“Hey, if you’re there, who’s flying the ship?”

“Who said we were still flying?” He looked up, flashing a canary-gobbling-cat grin.

I noticed he’d changed back into his uniform as if he were about to tuck in to a fancy state dinner, instead of what this really was. The gold and bronze designs on his collar and shoulders shimmered in the candlelight.

“Hope you’re hungry.”

When the delicious scents reached my nose, my stomach howled in agony. Steam curled from deep bowls of miso and rice soup brimming with vegetables. Beside them on the low table, salmon filets topped with lemon slices glistened beside colorful tsukemono nestled in tiny bowls.

Back home, the freeze-dried version of one of those entrees would’ve made a meal. Now, imagining the pungent flavors—wasabi, and the tsukemono’s pickled daikon, cucumbers, and carrots—made my mouth water. There was even tea! Real brewed tea! I hadn’t had a decent cup in months! Despite the lavishness of the spread, the beautiful linens, and flickering tapers, my feet refused to budge.

“It’s not poisoned, Renata, I promise. There’d be no point in doing that,” Kei said, moving to the bottom of the common room stairs.

“What exactly is the point, then?”

“One we won’t arrive at on empty stomachs. Come on. I know you must be ravenous.” Ever the gentleman, he extended a hand.

“Why does every answer have to be a riddle with you?” I shot back.

“Well, if you won’t come down, I guess I’ll have to start without you. Of course, I can’t guarantee there’ll be anything left by the time you make up your mind.” Smiling, he walked back to the table and took his seat.

Next chapter: https://simily.co/all-stories/fantasy/antoinettemccormick/nobodys-daughter-3/
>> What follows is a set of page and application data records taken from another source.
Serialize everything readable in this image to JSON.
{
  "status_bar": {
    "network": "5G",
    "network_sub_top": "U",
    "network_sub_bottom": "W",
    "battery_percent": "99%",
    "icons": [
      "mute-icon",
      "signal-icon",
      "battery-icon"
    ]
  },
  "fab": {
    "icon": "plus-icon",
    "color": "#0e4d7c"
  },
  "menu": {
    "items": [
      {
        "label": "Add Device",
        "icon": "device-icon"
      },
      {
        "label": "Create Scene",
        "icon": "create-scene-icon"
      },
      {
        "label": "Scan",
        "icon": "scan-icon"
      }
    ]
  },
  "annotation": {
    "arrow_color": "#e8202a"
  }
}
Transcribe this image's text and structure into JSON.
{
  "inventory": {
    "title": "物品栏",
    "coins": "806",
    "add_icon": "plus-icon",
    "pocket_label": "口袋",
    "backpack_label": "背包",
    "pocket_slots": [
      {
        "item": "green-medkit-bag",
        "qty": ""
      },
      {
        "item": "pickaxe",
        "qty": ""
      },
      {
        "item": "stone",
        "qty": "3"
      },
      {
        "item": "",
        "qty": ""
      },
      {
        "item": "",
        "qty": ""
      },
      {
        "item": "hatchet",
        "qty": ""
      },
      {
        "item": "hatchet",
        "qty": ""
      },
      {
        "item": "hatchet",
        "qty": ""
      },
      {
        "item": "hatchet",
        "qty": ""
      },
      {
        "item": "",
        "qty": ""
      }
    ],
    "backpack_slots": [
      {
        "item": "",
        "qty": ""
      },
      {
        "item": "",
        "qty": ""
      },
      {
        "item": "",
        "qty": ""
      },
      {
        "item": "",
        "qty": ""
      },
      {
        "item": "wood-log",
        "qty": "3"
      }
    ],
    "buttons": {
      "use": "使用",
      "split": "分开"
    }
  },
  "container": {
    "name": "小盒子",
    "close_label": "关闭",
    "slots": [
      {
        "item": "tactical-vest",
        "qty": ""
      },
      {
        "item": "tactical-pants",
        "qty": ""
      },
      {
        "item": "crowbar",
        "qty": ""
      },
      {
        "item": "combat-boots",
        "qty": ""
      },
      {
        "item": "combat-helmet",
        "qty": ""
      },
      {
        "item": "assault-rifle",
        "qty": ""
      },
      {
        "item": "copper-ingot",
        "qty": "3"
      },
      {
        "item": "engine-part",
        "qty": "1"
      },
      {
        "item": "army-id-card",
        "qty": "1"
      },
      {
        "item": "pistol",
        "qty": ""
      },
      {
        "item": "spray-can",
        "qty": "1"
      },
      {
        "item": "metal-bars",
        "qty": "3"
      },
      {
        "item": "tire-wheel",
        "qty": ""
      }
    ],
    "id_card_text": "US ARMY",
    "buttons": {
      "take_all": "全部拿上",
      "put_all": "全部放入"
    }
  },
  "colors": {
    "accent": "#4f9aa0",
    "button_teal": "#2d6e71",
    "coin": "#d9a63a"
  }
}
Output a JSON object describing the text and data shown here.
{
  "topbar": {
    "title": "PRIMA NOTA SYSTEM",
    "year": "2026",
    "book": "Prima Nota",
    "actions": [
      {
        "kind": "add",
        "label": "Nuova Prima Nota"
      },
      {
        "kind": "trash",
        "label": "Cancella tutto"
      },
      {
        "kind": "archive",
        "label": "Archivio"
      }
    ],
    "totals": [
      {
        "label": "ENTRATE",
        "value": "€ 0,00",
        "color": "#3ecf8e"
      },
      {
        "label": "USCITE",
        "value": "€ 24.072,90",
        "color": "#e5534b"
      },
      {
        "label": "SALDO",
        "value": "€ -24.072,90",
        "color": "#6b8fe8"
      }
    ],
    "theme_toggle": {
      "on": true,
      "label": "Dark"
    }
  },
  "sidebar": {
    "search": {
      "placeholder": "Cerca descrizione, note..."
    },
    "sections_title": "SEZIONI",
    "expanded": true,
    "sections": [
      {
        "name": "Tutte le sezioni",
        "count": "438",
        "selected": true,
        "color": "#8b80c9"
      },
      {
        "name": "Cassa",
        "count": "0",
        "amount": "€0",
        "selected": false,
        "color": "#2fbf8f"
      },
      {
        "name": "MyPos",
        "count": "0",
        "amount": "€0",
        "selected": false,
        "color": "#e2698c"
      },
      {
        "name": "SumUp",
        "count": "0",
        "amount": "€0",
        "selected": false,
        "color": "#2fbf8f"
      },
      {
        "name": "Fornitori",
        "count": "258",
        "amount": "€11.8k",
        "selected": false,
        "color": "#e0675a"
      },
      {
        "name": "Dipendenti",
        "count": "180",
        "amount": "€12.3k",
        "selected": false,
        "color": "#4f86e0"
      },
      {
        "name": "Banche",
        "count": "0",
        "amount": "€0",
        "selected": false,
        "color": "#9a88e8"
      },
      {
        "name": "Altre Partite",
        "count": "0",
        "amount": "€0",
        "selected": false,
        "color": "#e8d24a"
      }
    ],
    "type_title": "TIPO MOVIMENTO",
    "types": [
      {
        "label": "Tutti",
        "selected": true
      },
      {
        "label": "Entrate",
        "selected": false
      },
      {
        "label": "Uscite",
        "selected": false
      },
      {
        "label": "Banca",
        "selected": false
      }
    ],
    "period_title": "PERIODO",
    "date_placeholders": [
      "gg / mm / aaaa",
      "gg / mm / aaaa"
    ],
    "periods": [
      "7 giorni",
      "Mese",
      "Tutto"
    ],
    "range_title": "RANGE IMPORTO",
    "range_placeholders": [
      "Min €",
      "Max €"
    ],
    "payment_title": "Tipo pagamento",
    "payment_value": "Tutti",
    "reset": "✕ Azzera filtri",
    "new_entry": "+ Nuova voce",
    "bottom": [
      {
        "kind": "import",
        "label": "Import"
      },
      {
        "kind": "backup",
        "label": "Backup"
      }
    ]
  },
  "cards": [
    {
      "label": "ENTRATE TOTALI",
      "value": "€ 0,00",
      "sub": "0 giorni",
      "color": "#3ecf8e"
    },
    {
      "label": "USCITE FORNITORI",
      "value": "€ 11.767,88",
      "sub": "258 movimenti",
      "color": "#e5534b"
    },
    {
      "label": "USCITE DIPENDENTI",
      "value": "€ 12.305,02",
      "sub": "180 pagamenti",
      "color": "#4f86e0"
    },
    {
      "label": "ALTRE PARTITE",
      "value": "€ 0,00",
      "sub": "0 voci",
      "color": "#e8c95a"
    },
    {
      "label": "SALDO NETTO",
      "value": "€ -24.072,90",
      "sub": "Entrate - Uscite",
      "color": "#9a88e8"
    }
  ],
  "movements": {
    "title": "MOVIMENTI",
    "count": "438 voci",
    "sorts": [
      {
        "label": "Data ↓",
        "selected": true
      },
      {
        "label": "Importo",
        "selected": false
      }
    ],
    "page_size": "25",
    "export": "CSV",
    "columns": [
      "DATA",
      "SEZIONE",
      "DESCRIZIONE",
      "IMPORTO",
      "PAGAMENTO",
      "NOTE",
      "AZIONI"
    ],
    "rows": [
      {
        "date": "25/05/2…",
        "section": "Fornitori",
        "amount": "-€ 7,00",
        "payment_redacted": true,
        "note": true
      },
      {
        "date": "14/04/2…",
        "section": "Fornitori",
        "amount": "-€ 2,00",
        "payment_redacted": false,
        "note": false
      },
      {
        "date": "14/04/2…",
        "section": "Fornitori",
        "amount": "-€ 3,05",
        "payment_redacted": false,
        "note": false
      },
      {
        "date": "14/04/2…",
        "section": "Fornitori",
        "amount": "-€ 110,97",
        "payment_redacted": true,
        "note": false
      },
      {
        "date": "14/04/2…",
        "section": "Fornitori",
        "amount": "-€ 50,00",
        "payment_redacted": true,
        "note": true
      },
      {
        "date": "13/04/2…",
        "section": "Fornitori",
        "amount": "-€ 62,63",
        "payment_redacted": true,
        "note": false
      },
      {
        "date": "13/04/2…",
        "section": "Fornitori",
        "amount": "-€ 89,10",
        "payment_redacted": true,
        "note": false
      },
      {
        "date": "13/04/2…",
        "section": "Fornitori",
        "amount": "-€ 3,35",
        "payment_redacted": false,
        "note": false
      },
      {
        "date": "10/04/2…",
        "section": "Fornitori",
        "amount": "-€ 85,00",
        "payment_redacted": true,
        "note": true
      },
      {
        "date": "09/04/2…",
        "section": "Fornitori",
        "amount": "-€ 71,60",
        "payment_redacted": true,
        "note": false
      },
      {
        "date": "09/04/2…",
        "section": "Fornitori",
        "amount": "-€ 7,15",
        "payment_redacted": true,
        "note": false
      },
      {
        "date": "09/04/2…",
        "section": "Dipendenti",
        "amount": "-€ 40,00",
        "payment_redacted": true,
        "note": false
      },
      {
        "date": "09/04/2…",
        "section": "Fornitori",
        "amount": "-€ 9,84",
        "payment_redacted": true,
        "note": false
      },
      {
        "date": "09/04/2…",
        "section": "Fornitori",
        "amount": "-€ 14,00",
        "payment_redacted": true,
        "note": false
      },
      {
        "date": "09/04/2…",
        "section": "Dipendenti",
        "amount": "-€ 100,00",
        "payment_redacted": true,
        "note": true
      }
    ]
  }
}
Recommend0 Simily SnapsPublished in Adventure, Coming of Age, Fantasy, Horror, Sci Fi, Young Adult (YA)